Generally it makes no sense for every country to collectively cede the general authority of law and order and unobstructed passage of cargo wrt global trade. He talks about this great US pull back because the US will be energy independent, but America pulling back and the global waters to turning into a lawless hellscape would send the world economy into a dark age. Hinging all his predictions on this big head-turning assumption gives him more attention but the premise is nonsensical.

This article might suggest an update on your priors about piracy in the modern world.

Not sure where you're posting from but if US I suspect in part the view you hold is something of a sample bias as US news really never reports much on the problem.

I also agree with your title, and wish more was said about it in the post, that recognizing the correct direction can be very helpful even when the current state change is small and perhaps not too consequential. It is generally better to have a plan before the bad state of things has occurred than hoping the Mr. Magoo route will work well for you ;-)
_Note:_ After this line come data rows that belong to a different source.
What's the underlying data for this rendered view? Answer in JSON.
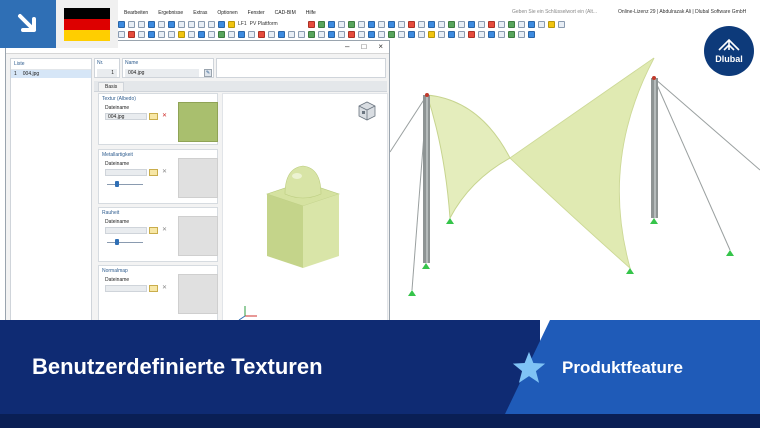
{
  "menu": {
    "items": [
      "Bearbeiten",
      "Ergebnisse",
      "Extras",
      "Optionen",
      "Fenster",
      "CAD-BIM",
      "Hilfe"
    ]
  },
  "search": {
    "placeholder": "Geben Sie ein Schlüsselwort ein (Alt..."
  },
  "license": {
    "text": "Online-Lizenz 29 | Abdulrazak Ali | Dlubal Software GmbH"
  },
  "toolbar": {
    "loadcase_code": "LF1",
    "loadcase_name": "PV Plattform"
  },
  "dialog": {
    "list_header": "Liste",
    "list_items": [
      {
        "no": "1",
        "name": "004.jpg"
      }
    ],
    "no_label": "Nr.",
    "no_value": "1",
    "name_label": "Name",
    "name_value": "004.jpg",
    "tab": "Basis",
    "groups": [
      {
        "title": "Textur (Albedo)",
        "file_label": "Dateiname",
        "file_value": "004.jpg",
        "has_slider": false
      },
      {
        "title": "Metallartigkeit",
        "file_label": "Dateiname",
        "file_value": "",
        "has_slider": true,
        "slider_fraction": 0.25
      },
      {
        "title": "Rauheit",
        "file_label": "Dateiname",
        "file_value": "",
        "has_slider": true,
        "slider_fraction": 0.25
      },
      {
        "title": "Normalmap",
        "file_label": "Dateiname",
        "file_value": "",
        "has_slider": false
      }
    ]
  },
  "colors": {
    "banner_dark": "#0f2b73",
    "banner_accent": "#1f5bb8",
    "texture_green": "#a9bf6e",
    "membrane": "#e4edbc",
    "support": "#35c44a"
  },
  "logo": {
    "text": "Dlubal"
  },
  "banner": {
    "title": "Benutzerdefinierte Texturen",
    "feature": "Produktfeature"
  }
}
Thanks. 

I would note that to my eye the charts do seem to imply an upward trend from the 1995 observations and while clearly declining from the 2010 highs still exceeds the numbers reported in 1995 and 1996 low points. So I'm not completely sure I buy the CNBC headline claim of decline in terms of trend. At least not is long term sense.

https://www.icc-ccs.org/ reports is kind of interesting as they start 2023 reporting the lowest level of Q1 priracy in 30 years but then their reports increasingly seem to show more and more concern about such activities, which were actually increasing over the prior year contra the Q1 observations.